In the months and years that followed, Sony, Samsung, LG, Motorola and eventually Apple all hopped on the smartwatch bandwagon, but the Pebble, regardless of its rocky beginnings, remains the first stone thrown.
In December 2016, the Pebble stopped rolling: health-tracking wearables maker Fitbit acquired the company, closing a chapter on Migicovsky’s digital narrative.
Biosensor gesture control device
A decade after Tom Cruise waved his little arms around in Minority Report, interacting with a computer using nothing but gesture controls, science fiction became reality in Waterloo Region.
The Myo armband – a sensory device that picks up electrical impulses from the muscles in the forearm to wirelessly control digital devices – arrived as a prototype in 2012, enchanting an audience hungry for cool-looking futuristic gadgetry.
It was a hit before it hit the market, tallying up pre-orders of 50,000 units before the first armband ever shipped. Early adopters quickly identified its potential uses, ranging from touchlessly running slide presentations to flying drones or mastering video game controls. (The original idea actually sprang out of a University of Waterloo dorm room, where future Thalmic Labs co-founders Stephen Lake, Aaron Grant and Matthew Bailey began researching wearable tech after growing frustrated with game controllers.)
One of the world’s biggest DJs, Armin van Buuren, embraced the Myo, incorporating its hands-free capabilities into his show to control stage effects and volume mid-performance and its community of developers has used it to build far-out virtual reality experiences.

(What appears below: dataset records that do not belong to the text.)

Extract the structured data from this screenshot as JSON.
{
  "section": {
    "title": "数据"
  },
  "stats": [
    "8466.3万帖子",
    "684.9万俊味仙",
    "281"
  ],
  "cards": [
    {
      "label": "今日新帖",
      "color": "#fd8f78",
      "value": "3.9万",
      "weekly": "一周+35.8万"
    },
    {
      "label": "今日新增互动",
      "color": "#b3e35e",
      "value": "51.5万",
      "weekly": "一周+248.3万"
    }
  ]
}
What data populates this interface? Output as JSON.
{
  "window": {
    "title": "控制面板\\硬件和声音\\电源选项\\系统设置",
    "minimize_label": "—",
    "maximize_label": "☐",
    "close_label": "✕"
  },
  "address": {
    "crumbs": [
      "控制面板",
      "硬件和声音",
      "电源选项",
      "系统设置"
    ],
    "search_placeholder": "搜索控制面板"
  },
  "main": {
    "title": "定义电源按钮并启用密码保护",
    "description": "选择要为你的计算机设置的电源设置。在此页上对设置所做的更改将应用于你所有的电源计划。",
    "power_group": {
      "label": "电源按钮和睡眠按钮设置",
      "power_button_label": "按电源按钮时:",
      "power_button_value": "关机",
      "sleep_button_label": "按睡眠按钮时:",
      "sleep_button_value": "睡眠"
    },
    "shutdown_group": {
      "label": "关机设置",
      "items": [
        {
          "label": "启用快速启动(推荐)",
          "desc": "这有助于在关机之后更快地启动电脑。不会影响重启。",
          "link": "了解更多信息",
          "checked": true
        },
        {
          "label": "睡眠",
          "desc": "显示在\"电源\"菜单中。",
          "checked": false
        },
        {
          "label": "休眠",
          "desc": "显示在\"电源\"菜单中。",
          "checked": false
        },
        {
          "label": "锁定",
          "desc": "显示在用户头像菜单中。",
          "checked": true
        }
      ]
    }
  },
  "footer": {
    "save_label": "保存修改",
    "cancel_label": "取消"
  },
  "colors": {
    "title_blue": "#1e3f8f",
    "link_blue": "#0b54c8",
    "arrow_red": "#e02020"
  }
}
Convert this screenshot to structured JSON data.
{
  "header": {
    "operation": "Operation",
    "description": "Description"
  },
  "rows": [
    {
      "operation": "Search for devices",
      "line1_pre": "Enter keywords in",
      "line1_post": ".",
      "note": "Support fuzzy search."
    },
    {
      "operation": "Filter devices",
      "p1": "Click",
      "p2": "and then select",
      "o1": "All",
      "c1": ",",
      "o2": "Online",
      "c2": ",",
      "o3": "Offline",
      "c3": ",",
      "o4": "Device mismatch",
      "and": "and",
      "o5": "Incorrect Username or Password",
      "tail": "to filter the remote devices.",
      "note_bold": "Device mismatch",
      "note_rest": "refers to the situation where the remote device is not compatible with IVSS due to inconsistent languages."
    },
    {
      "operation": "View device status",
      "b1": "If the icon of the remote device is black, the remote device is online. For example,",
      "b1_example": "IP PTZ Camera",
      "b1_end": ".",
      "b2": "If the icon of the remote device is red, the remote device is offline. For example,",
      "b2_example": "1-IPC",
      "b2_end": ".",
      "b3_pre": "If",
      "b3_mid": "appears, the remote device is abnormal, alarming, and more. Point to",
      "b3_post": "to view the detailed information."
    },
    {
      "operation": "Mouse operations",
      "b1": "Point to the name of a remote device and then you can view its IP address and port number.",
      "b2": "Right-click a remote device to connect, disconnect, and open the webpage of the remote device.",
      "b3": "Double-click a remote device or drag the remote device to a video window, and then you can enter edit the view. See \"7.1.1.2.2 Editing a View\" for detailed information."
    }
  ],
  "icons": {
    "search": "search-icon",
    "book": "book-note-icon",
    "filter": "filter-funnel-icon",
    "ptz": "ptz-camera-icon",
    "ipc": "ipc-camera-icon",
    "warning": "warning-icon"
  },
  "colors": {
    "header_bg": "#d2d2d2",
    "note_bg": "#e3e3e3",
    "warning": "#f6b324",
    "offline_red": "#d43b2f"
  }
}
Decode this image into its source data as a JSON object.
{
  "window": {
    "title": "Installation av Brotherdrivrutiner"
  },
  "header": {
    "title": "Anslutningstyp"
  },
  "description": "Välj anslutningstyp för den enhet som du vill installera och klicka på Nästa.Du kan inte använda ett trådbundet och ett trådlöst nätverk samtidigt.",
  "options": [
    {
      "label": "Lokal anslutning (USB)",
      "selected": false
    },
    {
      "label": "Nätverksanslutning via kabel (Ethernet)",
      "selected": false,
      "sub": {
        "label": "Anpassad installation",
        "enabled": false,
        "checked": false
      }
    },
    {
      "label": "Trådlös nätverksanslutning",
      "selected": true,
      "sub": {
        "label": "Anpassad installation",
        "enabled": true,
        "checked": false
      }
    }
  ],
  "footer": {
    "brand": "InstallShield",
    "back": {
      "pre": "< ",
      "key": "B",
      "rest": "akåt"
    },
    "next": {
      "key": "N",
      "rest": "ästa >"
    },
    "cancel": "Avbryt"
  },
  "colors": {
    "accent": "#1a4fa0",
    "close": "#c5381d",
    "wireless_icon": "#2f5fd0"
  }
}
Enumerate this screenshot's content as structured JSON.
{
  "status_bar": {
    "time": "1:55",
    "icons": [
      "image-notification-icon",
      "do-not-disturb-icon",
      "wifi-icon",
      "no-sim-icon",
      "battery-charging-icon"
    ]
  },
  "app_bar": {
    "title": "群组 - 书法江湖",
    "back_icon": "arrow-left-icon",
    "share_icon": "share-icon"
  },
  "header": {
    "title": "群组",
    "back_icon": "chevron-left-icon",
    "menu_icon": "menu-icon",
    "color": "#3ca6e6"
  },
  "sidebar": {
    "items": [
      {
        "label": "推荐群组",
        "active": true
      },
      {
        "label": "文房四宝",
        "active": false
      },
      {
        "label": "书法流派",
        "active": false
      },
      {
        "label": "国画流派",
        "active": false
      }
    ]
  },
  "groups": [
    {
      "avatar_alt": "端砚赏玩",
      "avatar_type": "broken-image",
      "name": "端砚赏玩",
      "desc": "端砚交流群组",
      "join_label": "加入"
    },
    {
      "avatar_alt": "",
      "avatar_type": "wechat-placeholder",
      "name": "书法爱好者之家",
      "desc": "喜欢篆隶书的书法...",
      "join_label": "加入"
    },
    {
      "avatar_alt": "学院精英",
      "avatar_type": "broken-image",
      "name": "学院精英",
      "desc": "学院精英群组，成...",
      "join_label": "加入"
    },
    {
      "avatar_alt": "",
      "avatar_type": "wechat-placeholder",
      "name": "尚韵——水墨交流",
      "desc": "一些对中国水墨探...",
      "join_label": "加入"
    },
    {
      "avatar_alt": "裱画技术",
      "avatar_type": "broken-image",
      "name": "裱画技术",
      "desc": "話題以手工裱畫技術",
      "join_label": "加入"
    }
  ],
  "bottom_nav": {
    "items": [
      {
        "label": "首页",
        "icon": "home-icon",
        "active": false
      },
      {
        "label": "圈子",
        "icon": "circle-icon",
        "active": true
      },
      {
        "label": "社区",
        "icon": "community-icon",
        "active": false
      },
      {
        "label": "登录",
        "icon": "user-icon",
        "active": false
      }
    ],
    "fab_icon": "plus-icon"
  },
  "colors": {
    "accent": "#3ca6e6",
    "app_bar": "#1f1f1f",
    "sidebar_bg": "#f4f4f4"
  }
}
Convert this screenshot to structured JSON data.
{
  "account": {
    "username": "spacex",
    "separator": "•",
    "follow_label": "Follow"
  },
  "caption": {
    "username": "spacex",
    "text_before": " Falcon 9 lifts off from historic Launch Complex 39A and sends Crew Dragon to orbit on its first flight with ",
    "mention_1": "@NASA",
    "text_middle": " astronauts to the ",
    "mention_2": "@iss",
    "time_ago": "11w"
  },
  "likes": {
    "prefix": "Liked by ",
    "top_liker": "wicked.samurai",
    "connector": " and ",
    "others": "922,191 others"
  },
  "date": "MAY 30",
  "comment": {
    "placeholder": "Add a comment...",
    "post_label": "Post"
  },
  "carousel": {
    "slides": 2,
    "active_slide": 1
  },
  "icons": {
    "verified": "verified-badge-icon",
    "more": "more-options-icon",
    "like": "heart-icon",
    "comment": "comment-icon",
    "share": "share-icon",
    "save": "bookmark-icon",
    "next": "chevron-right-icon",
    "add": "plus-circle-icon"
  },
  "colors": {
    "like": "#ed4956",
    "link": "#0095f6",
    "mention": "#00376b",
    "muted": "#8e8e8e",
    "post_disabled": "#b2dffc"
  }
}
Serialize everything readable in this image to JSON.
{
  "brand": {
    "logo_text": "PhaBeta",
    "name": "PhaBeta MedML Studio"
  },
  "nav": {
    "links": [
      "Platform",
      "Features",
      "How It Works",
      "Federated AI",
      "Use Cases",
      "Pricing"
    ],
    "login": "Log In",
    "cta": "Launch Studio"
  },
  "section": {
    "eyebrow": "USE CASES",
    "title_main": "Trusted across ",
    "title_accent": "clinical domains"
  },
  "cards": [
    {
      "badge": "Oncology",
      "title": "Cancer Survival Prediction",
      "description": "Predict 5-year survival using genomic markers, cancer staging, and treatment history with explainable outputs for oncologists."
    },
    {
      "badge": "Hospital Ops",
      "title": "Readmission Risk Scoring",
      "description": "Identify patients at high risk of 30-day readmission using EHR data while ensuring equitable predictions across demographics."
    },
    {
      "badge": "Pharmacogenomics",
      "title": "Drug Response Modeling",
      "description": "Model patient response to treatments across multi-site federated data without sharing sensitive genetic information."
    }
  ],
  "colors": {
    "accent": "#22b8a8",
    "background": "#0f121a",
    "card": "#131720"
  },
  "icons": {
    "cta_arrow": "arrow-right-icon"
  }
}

But the Myo has evolved into something much more valuable than a way to rack up high scores on Call of Duty – researchers have trained amputees to use their prosthetic limbs with the Myo and it’s been able to help translate sign language.
The future of gesture control is being written right now, right here in Waterloo Region.